Like drinking and driving, driving while under the influence of drugs is illegal - with some drugs you can still be unfit to drive the day after using. You can get a heavy fine, be disqualified from driving or even go to prison [10].


If the drug is snorted/sniffed - a razor blade will be used to chop it into lines on a hard level surface such as a mirror or a sheet of glass or a tile [2].


  1. 1.0 1.1 1.2 Gabapentin, 2017,
  2. 2.0 2.1 2.2 2.3 2.4 2.5 2.6 2.7 Gabapentin, 2015,
  3. 3.0 3.1 Advice for prescribers on the risk of the misuse of pregabalin and gabapentin, 2014,
  4. 4.00 4.01 4.02 4.03 4.04 4.05 4.06 4.07 4.08 4.09 4.10 Gabapentin, 2017,
  5. 5.0 5.1 5.2 Gabapentin, 2017,
  6. Taylor, C. P., Mechanisms of action of gabapentin, Revue Neurologique (Paris), 1997, S39-S45,
  7. 7.0 7.1 7.2 7.3 Gabapentin: Withdrawal Symptoms, Abuse & Use in Drug & Alcohol Detox, 2017,
  8. Baselt, R. C., Disposition of Toxic Drugs and Chemicals in Man, 2008, 8th edition, Biomedical Publications, Foster City, CA, ISBN: 978-0-9626523-7-0, 677-678
  9. 9.0 9.1 Highlights Of Prescribing Information, Pfizer, 2014,
  10. 10.0 10.1 10.2 10.3 10.4 10.5 10.6 10.7 Gabapentin, 2015,
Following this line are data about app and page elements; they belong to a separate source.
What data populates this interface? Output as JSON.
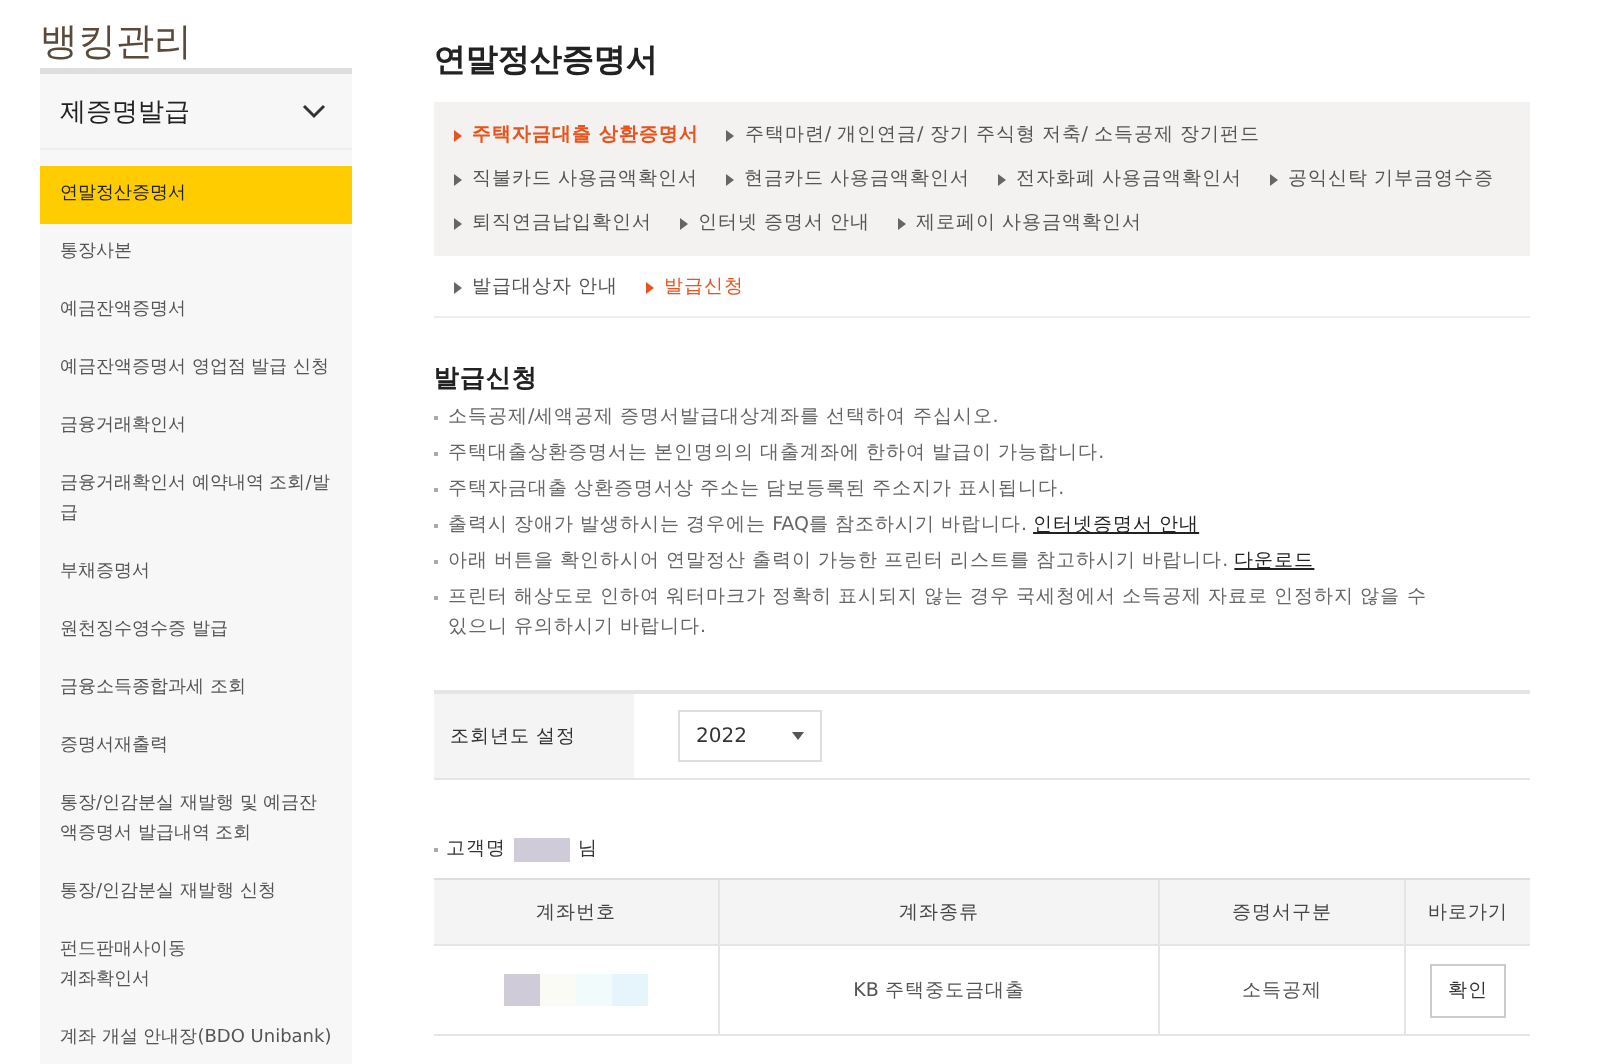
{
  "app_title": "뱅킹관리",
  "sidebar": {
    "header": "제증명발급",
    "expanded": true,
    "items": [
      {
        "label": "연말정산증명서",
        "selected": true
      },
      {
        "label": "통장사본",
        "selected": false
      },
      {
        "label": "예금잔액증명서",
        "selected": false
      },
      {
        "label": "예금잔액증명서 영업점 발급 신청",
        "selected": false
      },
      {
        "label": "금융거래확인서",
        "selected": false
      },
      {
        "label": "금융거래확인서 예약내역 조회/발급",
        "selected": false
      },
      {
        "label": "부채증명서",
        "selected": false
      },
      {
        "label": "원천징수영수증 발급",
        "selected": false
      },
      {
        "label": "금융소득종합과세 조회",
        "selected": false
      },
      {
        "label": "증명서재출력",
        "selected": false
      },
      {
        "label": "통장/인감분실 재발행 및 예금잔액증명서 발급내역 조회",
        "selected": false
      },
      {
        "label": "통장/인감분실 재발행 신청",
        "selected": false
      },
      {
        "label": "펀드판매사이동\n계좌확인서",
        "selected": false
      },
      {
        "label": "계좌 개설 안내장(BDO Unibank)",
        "selected": false
      }
    ]
  },
  "page_title": "연말정산증명서",
  "cert_tabs": [
    {
      "label": "주택자금대출 상환증명서",
      "selected": true
    },
    {
      "label": "주택마련/ 개인연금/ 장기 주식형 저축/ 소득공제 장기펀드",
      "selected": false
    },
    {
      "label": "직불카드 사용금액확인서",
      "selected": false
    },
    {
      "label": "현금카드 사용금액확인서",
      "selected": false
    },
    {
      "label": "전자화폐 사용금액확인서",
      "selected": false
    },
    {
      "label": "공익신탁 기부금영수증",
      "selected": false
    },
    {
      "label": "퇴직연금납입확인서",
      "selected": false
    },
    {
      "label": "인터넷 증명서 안내",
      "selected": false
    },
    {
      "label": "제로페이 사용금액확인서",
      "selected": false
    }
  ],
  "sub_tabs": [
    {
      "label": "발급대상자 안내",
      "selected": false
    },
    {
      "label": "발급신청",
      "selected": true
    }
  ],
  "section": {
    "heading": "발급신청",
    "notes": [
      {
        "text": "소득공제/세액공제 증명서발급대상계좌를 선택하여 주십시오."
      },
      {
        "text": "주택대출상환증명서는 본인명의의 대출계좌에 한하여 발급이 가능합니다."
      },
      {
        "text": "주택자금대출 상환증명서상 주소는 담보등록된 주소지가 표시됩니다."
      },
      {
        "text": "출력시 장애가 발생하시는 경우에는 FAQ를 참조하시기 바랍니다.",
        "link": "인터넷증명서 안내"
      },
      {
        "text": "아래 버튼을 확인하시어 연말정산 출력이 가능한 프린터 리스트를 참고하시기 바랍니다.",
        "link": "다운로드"
      },
      {
        "text": "프린터 해상도로 인하여 워터마크가 정확히 표시되지 않는 경우 국세청에서 소득공제 자료로 인정하지 않을 수 있으니 유의하시기 바랍니다."
      }
    ]
  },
  "year_filter": {
    "label": "조회년도 설정",
    "value": "2022"
  },
  "customer": {
    "label": "고객명",
    "suffix": "님"
  },
  "table": {
    "columns": [
      "계좌번호",
      "계좌종류",
      "증명서구분",
      "바로가기"
    ],
    "rows": [
      {
        "account_type": "KB 주택중도금대출",
        "certificate_type": "소득공제",
        "action": "확인"
      }
    ]
  }
}
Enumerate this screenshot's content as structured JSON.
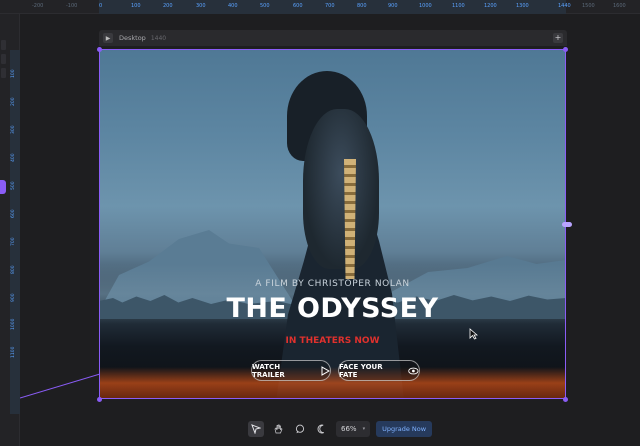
{
  "ruler": {
    "top_ticks": [
      "-200",
      "-100",
      "0",
      "100",
      "200",
      "300",
      "400",
      "500",
      "600",
      "700",
      "800",
      "900",
      "1000",
      "1100",
      "1200",
      "1300",
      "1440",
      "1500",
      "1600"
    ],
    "left_ticks": [
      "0",
      "100",
      "200",
      "300",
      "400",
      "500",
      "600",
      "700",
      "800",
      "900",
      "1000",
      "1100",
      "1200",
      "1300"
    ]
  },
  "frame": {
    "name": "Desktop",
    "width_label": "1440"
  },
  "hero": {
    "subtitle": "A FILM BY CHRISTOPER NOLAN",
    "title": "THE ODYSSEY",
    "release_note": "IN THEATERS NOW",
    "trailer_button": "WATCH TRAILER",
    "fate_button": "FACE YOUR FATE"
  },
  "toolbar": {
    "zoom_value": "66%",
    "upgrade_label": "Upgrade Now",
    "tools": [
      "cursor-tool-icon",
      "hand-tool-icon",
      "comment-icon",
      "moon-icon"
    ]
  },
  "colors": {
    "accent": "#8a5cf6",
    "release_red": "#e0312d",
    "upgrade_blue": "#7fb1ff"
  }
}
  11. 11.0 11.1 Horizant: Reviews, Side Effects, Uses, Dosage and Directions, 2017,
  12. Gabapentin abuse, 2016,